(Excerpts from an interface dataset)
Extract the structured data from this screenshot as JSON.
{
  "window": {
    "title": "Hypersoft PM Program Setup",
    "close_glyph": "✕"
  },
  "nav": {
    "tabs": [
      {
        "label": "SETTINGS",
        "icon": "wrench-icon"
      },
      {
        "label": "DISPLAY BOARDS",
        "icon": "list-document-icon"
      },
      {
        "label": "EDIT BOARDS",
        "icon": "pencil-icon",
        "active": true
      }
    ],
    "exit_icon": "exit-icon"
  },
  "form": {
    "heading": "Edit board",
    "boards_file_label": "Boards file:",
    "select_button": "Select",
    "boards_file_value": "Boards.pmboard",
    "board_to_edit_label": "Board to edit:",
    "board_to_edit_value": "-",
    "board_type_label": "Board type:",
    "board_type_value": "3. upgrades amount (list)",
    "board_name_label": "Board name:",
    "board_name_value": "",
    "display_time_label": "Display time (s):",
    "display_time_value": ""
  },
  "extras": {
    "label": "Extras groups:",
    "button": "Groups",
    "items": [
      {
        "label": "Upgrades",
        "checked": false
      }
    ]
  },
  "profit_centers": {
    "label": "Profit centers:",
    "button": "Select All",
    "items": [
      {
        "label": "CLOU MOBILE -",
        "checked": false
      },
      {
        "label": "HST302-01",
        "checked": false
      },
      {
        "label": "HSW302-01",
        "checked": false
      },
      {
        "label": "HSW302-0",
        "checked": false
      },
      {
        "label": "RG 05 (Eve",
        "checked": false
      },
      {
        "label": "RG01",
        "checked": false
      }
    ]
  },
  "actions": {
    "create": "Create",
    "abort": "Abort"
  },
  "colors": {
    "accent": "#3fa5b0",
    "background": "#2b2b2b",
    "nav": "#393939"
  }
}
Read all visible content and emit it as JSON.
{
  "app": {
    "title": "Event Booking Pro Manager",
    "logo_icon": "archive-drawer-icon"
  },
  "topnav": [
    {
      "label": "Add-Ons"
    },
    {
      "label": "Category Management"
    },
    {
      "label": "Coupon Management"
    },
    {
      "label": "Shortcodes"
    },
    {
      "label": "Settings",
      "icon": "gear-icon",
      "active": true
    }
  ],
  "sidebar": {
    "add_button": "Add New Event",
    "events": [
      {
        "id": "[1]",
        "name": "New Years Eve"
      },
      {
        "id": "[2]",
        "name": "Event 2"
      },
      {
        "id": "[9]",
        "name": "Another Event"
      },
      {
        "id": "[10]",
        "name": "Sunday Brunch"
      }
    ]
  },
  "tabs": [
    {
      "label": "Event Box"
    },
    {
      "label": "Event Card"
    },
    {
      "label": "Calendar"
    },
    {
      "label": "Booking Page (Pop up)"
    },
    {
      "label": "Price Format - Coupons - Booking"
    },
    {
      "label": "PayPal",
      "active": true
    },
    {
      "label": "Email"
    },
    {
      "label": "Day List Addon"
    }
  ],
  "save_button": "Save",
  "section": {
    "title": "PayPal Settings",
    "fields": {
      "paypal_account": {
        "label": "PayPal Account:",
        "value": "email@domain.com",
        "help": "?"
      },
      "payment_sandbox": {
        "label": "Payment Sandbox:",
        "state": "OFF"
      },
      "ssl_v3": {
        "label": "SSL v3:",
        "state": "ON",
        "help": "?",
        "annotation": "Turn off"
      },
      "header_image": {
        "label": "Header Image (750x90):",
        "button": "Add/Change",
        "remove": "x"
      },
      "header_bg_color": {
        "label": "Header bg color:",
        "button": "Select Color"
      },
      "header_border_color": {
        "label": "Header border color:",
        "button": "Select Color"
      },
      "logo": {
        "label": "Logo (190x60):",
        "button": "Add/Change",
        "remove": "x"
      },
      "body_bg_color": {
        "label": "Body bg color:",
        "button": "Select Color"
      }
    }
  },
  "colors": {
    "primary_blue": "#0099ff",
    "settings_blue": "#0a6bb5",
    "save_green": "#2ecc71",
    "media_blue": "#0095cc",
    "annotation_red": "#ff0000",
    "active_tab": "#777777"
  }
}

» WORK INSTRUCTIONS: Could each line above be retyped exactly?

» ANSWER SECTION:
Extract the structured data from this screenshot as JSON.
{
  "window": {
    "title": "Hypersoft PM Program Setup",
    "close_glyph": "✕"
  },
  "nav": {
    "tabs": [
      {
        "label": "SETTINGS",
        "icon": "wrench-icon"
      },
      {
        "label": "DISPLAY BOARDS",
        "icon": "list-document-icon"
      },
      {
        "label": "EDIT BOARDS",
        "icon": "pencil-icon",
        "active": true
      }
    ],
    "exit_icon": "exit-icon"
  },
  "form": {
    "heading": "Edit board",
    "boards_file_label": "Boards file:",
    "select_button": "Select",
    "boards_file_value": "Boards.pmboard",
    "board_to_edit_label": "Board to edit:",
    "board_to_edit_value": "-",
    "board_type_label": "Board type:",
    "board_type_value": "3. upgrades amount (list)",
    "board_name_label": "Board name:",
    "board_name_value": "",
    "display_time_label": "Display time (s):",
    "display_time_value": ""
  },
  "extras": {
    "label": "Extras groups:",
    "button": "Groups",
    "items": [
      {
        "label": "Upgrades",
        "checked": false
      }
    ]
  },
  "profit_centers": {
    "label": "Profit centers:",
    "button": "Select All",
    "items": [
      {
        "label": "CLOU MOBILE -",
        "checked": false
      },
      {
        "label": "HST302-01",
        "checked": false
      },
      {
        "label": "HSW302-01",
        "checked": false
      },
      {
        "label": "HSW302-0",
        "checked": false
      },
      {
        "label": "RG 05 (Eve",
        "checked": false
      },
      {
        "label": "RG01",
        "checked": false
      }
    ]
  },
  "actions": {
    "create": "Create",
    "abort": "Abort"
  },
  "colors": {
    "accent": "#3fa5b0",
    "background": "#2b2b2b",
    "nav": "#393939"
  }
}
Read all visible content and emit it as JSON.
{
  "app": {
    "title": "Event Booking Pro Manager",
    "logo_icon": "archive-drawer-icon"
  },
  "topnav": [
    {
      "label": "Add-Ons"
    },
    {
      "label": "Category Management"
    },
    {
      "label": "Coupon Management"
    },
    {
      "label": "Shortcodes"
    },
    {
      "label": "Settings",
      "icon": "gear-icon",
      "active": true
    }
  ],
  "sidebar": {
    "add_button": "Add New Event",
    "events": [
      {
        "id": "[1]",
        "name": "New Years Eve"
      },
      {
        "id": "[2]",
        "name": "Event 2"
      },
      {
        "id": "[9]",
        "name": "Another Event"
      },
      {
        "id": "[10]",
        "name": "Sunday Brunch"
      }
    ]
  },
  "tabs": [
    {
      "label": "Event Box"
    },
    {
      "label": "Event Card"
    },
    {
      "label": "Calendar"
    },
    {
      "label": "Booking Page (Pop up)"
    },
    {
      "label": "Price Format - Coupons - Booking"
    },
    {
      "label": "PayPal",
      "active": true
    },
    {
      "label": "Email"
    },
    {
      "label": "Day List Addon"
    }
  ],
  "save_button": "Save",
  "section": {
    "title": "PayPal Settings",
    "fields": {
      "paypal_account": {
        "label": "PayPal Account:",
        "value": "email@domain.com",
        "help": "?"
      },
      "payment_sandbox": {
        "label": "Payment Sandbox:",
        "state": "OFF"
      },
      "ssl_v3": {
        "label": "SSL v3:",
        "state": "ON",
        "help": "?",
        "annotation": "Turn off"
      },
      "header_image": {
        "label": "Header Image (750x90):",
        "button": "Add/Change",
        "remove": "x"
      },
      "header_bg_color": {
        "label": "Header bg color:",
        "button": "Select Color"
      },
      "header_border_color": {
        "label": "Header border color:",
        "button": "Select Color"
      },
      "logo": {
        "label": "Logo (190x60):",
        "button": "Add/Change",
        "remove": "x"
      },
      "body_bg_color": {
        "label": "Body bg color:",
        "button": "Select Color"
      }
    }
  },
  "colors": {
    "primary_blue": "#0099ff",
    "settings_blue": "#0a6bb5",
    "save_green": "#2ecc71",
    "media_blue": "#0095cc",
    "annotation_red": "#ff0000",
    "active_tab": "#777777"
  }
}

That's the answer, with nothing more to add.